### Work item
Please give back the listing exactly as it reads.

### Data in this exercise
====================

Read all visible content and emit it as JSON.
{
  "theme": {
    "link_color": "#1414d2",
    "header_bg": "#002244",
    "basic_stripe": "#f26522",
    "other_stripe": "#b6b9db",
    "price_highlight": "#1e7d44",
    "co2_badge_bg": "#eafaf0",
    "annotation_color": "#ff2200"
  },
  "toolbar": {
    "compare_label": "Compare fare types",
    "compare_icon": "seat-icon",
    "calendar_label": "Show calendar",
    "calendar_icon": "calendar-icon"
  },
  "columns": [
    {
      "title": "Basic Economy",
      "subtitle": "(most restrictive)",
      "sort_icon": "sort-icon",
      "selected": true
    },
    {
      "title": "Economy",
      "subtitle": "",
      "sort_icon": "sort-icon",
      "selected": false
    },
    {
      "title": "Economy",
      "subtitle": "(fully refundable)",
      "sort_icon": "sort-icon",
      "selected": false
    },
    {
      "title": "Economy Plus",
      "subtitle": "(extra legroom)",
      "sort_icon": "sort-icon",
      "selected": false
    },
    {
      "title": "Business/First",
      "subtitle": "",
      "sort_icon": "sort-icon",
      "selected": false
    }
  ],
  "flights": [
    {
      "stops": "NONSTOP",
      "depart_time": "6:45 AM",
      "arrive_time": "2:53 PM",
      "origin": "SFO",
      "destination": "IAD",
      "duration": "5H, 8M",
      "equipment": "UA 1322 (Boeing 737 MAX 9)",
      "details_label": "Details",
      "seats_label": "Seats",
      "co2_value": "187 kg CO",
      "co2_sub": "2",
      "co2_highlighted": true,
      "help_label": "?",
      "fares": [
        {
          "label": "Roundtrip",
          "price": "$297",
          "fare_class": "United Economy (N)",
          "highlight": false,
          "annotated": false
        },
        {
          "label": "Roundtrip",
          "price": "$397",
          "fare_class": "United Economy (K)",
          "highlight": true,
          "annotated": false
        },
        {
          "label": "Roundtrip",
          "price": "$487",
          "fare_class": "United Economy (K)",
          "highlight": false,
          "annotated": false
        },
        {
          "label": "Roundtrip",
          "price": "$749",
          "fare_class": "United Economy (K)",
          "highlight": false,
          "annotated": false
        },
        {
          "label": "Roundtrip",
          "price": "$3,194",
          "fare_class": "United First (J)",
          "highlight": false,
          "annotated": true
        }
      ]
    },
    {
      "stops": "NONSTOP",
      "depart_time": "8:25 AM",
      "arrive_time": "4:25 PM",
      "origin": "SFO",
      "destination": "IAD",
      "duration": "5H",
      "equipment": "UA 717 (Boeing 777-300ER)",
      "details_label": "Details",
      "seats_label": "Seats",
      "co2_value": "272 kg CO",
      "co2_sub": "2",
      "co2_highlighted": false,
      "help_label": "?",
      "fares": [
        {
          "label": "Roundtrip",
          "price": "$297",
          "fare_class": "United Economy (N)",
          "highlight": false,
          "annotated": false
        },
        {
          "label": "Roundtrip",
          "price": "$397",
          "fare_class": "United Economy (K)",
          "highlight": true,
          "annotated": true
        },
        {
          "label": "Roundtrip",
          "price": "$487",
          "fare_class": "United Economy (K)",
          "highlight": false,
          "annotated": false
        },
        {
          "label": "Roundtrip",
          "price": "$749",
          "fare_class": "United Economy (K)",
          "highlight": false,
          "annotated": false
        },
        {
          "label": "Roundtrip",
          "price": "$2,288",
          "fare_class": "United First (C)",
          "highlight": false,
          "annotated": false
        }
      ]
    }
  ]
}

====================

### Completed exercise
Read all visible content and emit it as JSON.
{
  "theme": {
    "link_color": "#1414d2",
    "header_bg": "#002244",
    "basic_stripe": "#f26522",
    "other_stripe": "#b6b9db",
    "price_highlight": "#1e7d44",
    "co2_badge_bg": "#eafaf0",
    "annotation_color": "#ff2200"
  },
  "toolbar": {
    "compare_label": "Compare fare types",
    "compare_icon": "seat-icon",
    "calendar_label": "Show calendar",
    "calendar_icon": "calendar-icon"
  },
  "columns": [
    {
      "title": "Basic Economy",
      "subtitle": "(most restrictive)",
      "sort_icon": "sort-icon",
      "selected": true
    },
    {
      "title": "Economy",
      "subtitle": "",
      "sort_icon": "sort-icon",
      "selected": false
    },
    {
      "title": "Economy",
      "subtitle": "(fully refundable)",
      "sort_icon": "sort-icon",
      "selected": false
    },
    {
      "title": "Economy Plus",
      "subtitle": "(extra legroom)",
      "sort_icon": "sort-icon",
      "selected": false
    },
    {
      "title": "Business/First",
      "subtitle": "",
      "sort_icon": "sort-icon",
      "selected": false
    }
  ],
  "flights": [
    {
      "stops": "NONSTOP",
      "depart_time": "6:45 AM",
      "arrive_time": "2:53 PM",
      "origin": "SFO",
      "destination": "IAD",
      "duration": "5H, 8M",
      "equipment": "UA 1322 (Boeing 737 MAX 9)",
      "details_label": "Details",
      "seats_label": "Seats",
      "co2_value": "187 kg CO",
      "co2_sub": "2",
      "co2_highlighted": true,
      "help_label": "?",
      "fares": [
        {
          "label": "Roundtrip",
          "price": "$297",
          "fare_class": "United Economy (N)",
          "highlight": false,
          "annotated": false
        },
        {
          "label": "Roundtrip",
          "price": "$397",
          "fare_class": "United Economy (K)",
          "highlight": true,
          "annotated": false
        },
        {
          "label": "Roundtrip",
          "price": "$487",
          "fare_class": "United Economy (K)",
          "highlight": false,
          "annotated": false
        },
        {
          "label": "Roundtrip",
          "price": "$749",
          "fare_class": "United Economy (K)",
          "highlight": false,
          "annotated": false
        },
        {
          "label": "Roundtrip",
          "price": "$3,194",
          "fare_class": "United First (J)",
          "highlight": false,
          "annotated": true
        }
      ]
    },
    {
      "stops": "NONSTOP",
      "depart_time": "8:25 AM",
      "arrive_time": "4:25 PM",
      "origin": "SFO",
      "destination": "IAD",
      "duration": "5H",
      "equipment": "UA 717 (Boeing 777-300ER)",
      "details_label": "Details",
      "seats_label": "Seats",
      "co2_value": "272 kg CO",
      "co2_sub": "2",
      "co2_highlighted": false,
      "help_label": "?",
      "fares": [
        {
          "label": "Roundtrip",
          "price": "$297",
          "fare_class": "United Economy (N)",
          "highlight": false,
          "annotated": false
        },
        {
          "label": "Roundtrip",
          "price": "$397",
          "fare_class": "United Economy (K)",
          "highlight": true,
          "annotated": true
        },
        {
          "label": "Roundtrip",
          "price": "$487",
          "fare_class": "United Economy (K)",
          "highlight": false,
          "annotated": false
        },
        {
          "label": "Roundtrip",
          "price": "$749",
          "fare_class": "United Economy (K)",
          "highlight": false,
          "annotated": false
        },
        {
          "label": "Roundtrip",
          "price": "$2,288",
          "fare_class": "United First (C)",
          "highlight": false,
          "annotated": false
        }
      ]
    }
  ]
}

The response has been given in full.